San Luis de la Culebra (San Luis), Colorado is the oldest continuous settlement in the State of Colorado.  It is where “Colorado Began” as the locals call it.  The Plaza in San Luis, which makes up several square town blocks in the center of the village, is a National Historic District.  It is named so for its unique architecture, its Spanish/Mexican style plaza and the many “firsts” for Colorado, including the oldest business owned continuously by the same family—the R&R Market.  The People’s Ditch is the first adjudicated water right in Colorado, which is one of many acequias in Southern Costilla County. The adjoining vega is a common pasture and supports a centuries-old system of agriculture. This tour is a very popular one and leaves you with a sense of place. The town of San Luis and the sites are easily accessible by car or bus and offer food, gas, and lodging.

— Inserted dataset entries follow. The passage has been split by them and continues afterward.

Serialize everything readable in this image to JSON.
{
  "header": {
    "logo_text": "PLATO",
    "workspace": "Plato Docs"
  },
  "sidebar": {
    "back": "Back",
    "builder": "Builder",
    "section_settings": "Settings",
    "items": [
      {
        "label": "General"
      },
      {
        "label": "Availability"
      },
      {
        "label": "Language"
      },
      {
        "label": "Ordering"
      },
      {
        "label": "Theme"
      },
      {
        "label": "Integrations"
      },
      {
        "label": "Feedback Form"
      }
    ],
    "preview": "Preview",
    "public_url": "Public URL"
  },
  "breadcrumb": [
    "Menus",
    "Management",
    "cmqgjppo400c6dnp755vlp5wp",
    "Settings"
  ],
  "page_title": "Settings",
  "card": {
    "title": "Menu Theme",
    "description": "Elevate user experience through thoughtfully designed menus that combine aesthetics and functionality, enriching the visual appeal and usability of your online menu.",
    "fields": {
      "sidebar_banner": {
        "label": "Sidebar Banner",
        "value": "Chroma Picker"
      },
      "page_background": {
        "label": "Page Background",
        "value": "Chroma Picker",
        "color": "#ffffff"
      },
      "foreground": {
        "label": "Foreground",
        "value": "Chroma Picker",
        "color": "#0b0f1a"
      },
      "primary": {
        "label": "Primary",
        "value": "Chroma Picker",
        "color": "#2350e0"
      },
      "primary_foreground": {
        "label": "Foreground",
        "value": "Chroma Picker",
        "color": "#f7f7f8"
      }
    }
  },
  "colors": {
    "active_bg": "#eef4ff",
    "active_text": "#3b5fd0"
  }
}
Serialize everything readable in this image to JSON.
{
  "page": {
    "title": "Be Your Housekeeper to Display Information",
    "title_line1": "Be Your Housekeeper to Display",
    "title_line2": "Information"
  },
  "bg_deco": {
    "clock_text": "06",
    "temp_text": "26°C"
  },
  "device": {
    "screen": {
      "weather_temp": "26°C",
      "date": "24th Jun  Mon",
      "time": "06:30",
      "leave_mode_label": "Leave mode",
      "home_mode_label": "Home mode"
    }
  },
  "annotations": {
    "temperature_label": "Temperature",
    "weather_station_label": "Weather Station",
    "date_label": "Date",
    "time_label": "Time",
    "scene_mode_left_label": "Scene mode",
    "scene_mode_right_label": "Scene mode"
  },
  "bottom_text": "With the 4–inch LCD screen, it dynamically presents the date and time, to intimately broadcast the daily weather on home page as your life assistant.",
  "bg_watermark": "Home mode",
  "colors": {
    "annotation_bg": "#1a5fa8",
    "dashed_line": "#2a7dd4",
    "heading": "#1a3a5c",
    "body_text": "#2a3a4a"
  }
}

Natural Wonders Tour
Our National Heritage Area is full of natural wonder and beauty. It’s the perfect spot in Colorado to take in the majestic beauty of our mountain ranges, fish in crystal clear rivers, lakes and reservoirs, take a hike in the forests, or visit the highest natural sand dunes in the country. Some sites are difficult to access and may require a 4-wheel drive vehicle, walking long distances, or moderate climbing.

Art Tour 
Our National Heritage Area is not your typical art scene, and you don’t have to be an artist to enjoy the wonderful artwork throughout our heritage area. However, many artists find our heritage area to be a source of inspiration!

You could plan this self-guided tour as a three-day trip, with one day in each of our three counties.

If you are interested in visiting a large outdoor gallery, with nature as the backdrop then this self-guided tour is for you. Some amazing local artists, following in their cultural tradition, have painted stunning artwork in unconventional places throughout our Heritage Area. Other artists have created homes of art. Yet others have molded statuary that seems to come to life.

This unique storytelling through art has a way of transporting the viewer back in time. The various artwork depict faith, scenic beauty, Hispano culture, folklore, and the settlement of the area. Art sites are easily accessible by car or van and near food, gas, and lodging.

Murals Tour